To avoid controversy several scenes that were in the Japanese release were censored or other wised altered for the Sega CD version.  Snatcher for the Sega CD released on November 30, 1994 with the European version releasing on the Mega CD on December 15, 1994.  The game once again released to positive reviews but suffered from poor sales due to the small userbase of the Sega CD and being released at the tail end of the Sega CD’s lifespan.
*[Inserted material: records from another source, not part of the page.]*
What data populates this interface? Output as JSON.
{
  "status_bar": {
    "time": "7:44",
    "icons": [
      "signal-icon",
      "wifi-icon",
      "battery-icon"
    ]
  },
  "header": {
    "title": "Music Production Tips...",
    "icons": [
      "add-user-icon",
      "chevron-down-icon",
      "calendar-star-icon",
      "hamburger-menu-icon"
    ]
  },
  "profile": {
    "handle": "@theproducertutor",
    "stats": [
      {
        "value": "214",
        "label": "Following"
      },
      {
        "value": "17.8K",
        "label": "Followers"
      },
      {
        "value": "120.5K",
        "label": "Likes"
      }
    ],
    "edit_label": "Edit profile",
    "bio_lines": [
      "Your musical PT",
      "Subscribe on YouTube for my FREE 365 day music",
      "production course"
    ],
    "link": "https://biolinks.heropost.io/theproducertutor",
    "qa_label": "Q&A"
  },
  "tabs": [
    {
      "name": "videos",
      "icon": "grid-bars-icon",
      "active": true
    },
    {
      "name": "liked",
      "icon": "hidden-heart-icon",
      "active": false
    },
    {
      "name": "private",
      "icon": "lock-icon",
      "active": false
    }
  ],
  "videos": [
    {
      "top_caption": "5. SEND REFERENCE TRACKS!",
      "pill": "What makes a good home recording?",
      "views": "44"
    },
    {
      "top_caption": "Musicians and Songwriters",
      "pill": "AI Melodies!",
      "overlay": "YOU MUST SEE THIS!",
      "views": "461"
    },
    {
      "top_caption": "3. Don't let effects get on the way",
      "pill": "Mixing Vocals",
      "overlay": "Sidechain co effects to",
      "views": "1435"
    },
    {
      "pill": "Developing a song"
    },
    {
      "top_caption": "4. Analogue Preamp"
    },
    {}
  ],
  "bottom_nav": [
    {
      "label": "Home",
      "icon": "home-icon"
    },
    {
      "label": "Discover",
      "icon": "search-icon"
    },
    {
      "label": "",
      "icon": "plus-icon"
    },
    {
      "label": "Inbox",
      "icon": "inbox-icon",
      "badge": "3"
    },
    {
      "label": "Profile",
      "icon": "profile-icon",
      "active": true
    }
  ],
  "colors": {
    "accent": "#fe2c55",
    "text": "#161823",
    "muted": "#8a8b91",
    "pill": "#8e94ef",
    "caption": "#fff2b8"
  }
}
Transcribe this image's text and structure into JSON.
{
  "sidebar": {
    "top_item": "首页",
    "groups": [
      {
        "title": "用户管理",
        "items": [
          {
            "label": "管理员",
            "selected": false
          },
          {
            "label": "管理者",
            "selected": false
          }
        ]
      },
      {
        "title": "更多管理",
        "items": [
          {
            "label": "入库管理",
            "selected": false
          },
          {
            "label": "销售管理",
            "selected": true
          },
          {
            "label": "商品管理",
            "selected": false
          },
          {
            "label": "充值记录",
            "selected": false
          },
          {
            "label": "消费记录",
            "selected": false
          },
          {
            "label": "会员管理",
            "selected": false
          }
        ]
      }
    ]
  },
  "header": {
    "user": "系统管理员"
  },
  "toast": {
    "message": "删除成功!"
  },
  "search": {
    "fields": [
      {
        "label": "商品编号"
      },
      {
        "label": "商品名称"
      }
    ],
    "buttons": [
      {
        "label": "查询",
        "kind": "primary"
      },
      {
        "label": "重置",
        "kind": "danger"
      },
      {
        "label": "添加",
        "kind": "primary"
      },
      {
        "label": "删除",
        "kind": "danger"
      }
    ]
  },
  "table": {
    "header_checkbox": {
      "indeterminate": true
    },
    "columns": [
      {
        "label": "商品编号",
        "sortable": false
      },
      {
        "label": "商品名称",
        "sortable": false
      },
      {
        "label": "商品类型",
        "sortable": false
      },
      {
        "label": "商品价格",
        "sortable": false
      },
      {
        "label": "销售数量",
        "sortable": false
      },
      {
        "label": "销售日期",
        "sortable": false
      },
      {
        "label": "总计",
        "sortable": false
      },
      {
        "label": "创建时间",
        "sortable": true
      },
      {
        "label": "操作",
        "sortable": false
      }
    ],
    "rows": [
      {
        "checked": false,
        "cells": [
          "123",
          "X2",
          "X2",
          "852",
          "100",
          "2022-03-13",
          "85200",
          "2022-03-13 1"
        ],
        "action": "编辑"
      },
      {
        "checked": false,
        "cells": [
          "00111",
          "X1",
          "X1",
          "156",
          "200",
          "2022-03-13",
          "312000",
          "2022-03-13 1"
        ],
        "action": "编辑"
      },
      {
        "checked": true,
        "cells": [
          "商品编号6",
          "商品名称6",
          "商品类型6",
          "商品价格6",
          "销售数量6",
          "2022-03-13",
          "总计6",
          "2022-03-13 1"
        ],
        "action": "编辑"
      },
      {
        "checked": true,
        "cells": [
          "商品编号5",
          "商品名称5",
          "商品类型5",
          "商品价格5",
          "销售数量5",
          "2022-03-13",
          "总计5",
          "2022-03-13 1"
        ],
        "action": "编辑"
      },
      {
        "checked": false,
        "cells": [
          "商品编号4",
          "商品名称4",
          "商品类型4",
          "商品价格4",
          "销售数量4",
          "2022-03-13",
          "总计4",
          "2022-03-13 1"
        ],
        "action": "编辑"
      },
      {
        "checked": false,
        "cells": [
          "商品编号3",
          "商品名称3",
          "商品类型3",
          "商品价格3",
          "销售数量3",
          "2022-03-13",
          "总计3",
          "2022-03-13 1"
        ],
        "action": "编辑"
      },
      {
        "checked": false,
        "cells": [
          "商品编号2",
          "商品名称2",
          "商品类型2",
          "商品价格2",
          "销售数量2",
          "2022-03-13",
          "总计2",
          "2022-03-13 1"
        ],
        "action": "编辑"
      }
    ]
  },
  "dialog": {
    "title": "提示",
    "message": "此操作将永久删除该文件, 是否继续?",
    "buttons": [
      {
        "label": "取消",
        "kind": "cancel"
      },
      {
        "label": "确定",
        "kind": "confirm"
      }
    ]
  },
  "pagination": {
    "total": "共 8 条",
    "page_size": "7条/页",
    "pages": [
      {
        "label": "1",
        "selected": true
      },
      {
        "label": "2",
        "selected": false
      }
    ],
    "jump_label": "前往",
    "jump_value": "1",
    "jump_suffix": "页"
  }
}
Snatcher would be released once again for the PlayStation and Sega Saturn in 1996 however was only released in Japan, the Sega CD version of the game is the only version that was released in North America and Europe.  The PC Engine Super CD-ROM² version of the game was included with the 2020 North American release of the Turbografx-16 mini console but was not translated, the game remained fully in Japanese.  The game continues to have a cult following and in retrospect has been acclaimed as one of the best adventure games of all time.

Game Screenshots:

Overview of Snatcher & summary of censorship changes between versions

Hideo KojimaHideo KojimaCreator
Tomikazu KiritaTomikazu KiritaProducer
Yutaka HarukiYutaka HarukiProducer
Profile PlaceholderTomiharu KinoshitaCharacter Design
Jeremy BlausteinJeremy BlausteinSupervisor
Scenario Rewrite
Yoshinori SasakiYoshinori SasakiDirector
Assistant Programmer
Profile PlaceholderMitsuhiro TougouAssistant Director
Scenario Rewrite
Utility Programmer
Profile PlaceholderMasahiko SaitoLead Programmer
Profile PlaceholderHidenari InamuraAssistant Programmer
Utility Programmer
Scenario Command Interpreter
Osamu KasaiOsamu KasaiSound Programmer
Akira SojiAkira SōjiSound Programmer
Profile PlaceholderSatoshi KushibuchiMain Graphic Designer
Profile PlaceholderKeita NoseGraphic Designer
Profile PlaceholderYūichi KobayashiGraphic Designer
Keiichirou ToyamaKeiichirou ToyamaGraphic Designer
Profile PlaceholderNobuyuki SakuradaGraphic Designer
Profile PlaceholderJunko KoikeGraphic Designer
Profile PlaceholderMihoko KimuraGraphic Designer
Keizō NakamuraKeizō NakamuraSound Design
Masanori AdachiMasanori AdachiSound Design
Profile PlaceholderKazuhito ImaiSound Design
Profile PlaceholderMasanori OhuchiSound Design
Akira YamaokaAkira YamaokaSound Design
Profile PlaceholderToshiya AdachiScenario Command Compiler
Profile PlaceholderShōgo KumasakaPackage Design
Profile PlaceholderSatoshi ImaedaPackage Design
Yuji KaidaYuji KaidaPackage Illustrator
Profile PlaceholderScott T. HardsTranslator
Jeff LupetinJeff LupetinVoice Actor (Gillian Seed, Snatcher)
Lucy ChildsLucy ChildsVoice Actor (Metal Gear, Female Employee)
Jim ParksJim ParksVoice Actor (Random Hajile, Napoleon, Jean Jack Gibson, Ivan Rodorigez)
Ray Van SteenRay Van SteenVoice Actor (Benson Cunningham, Harry Benson, Elijah Modnar, Chin Shu Oh, Narrator, Ramen Guy)
Susan MeleSusan MeleVoice Actor (Jamie Seed, Fortune Teller)
Kimberley HarneKimberley HarneVoice Actor (Mika Slayton)
Lynn FoosanerLynn FoosanerLynn Foosaner (Katrina Gibson, Lisa, Telephone Operator)
Michael BlausteinMichael BlausteinSpecial Thanks
Atsushi FujioAtsushi FujioSpecial Thanks
Taeko HayasakaTaeko HayasakaSpecial Thanks
Kazuki MuraokaKazuki MuraokaSpecial Thanks
Yoshihiko OtaYoshihiko ŌtaSpecial Thanks
Motoaki FurukawaMotoaki FurukawaSpecial Thanks
Yoshikazu MatsuhanaYoshikazu MatsuhanaSpecial Thanks
Profile PlaceholderKenji ShinoharaSpecial Thanks
Profile PlaceholderShinya InoueSpecial Thanks

PC-8801 (Japanese Release)

MSX2 (Japanese Release)

PC Engine Super CD-ROM² (Pilot Disk)

PC Engine Super CD-ROM² (Japanese Release)

Sega CD (North American Release)

Mega CD (European Release)

Sega Saturn (Japanese Release)

PlayStation (Japanese Release)

Media & Promotional Material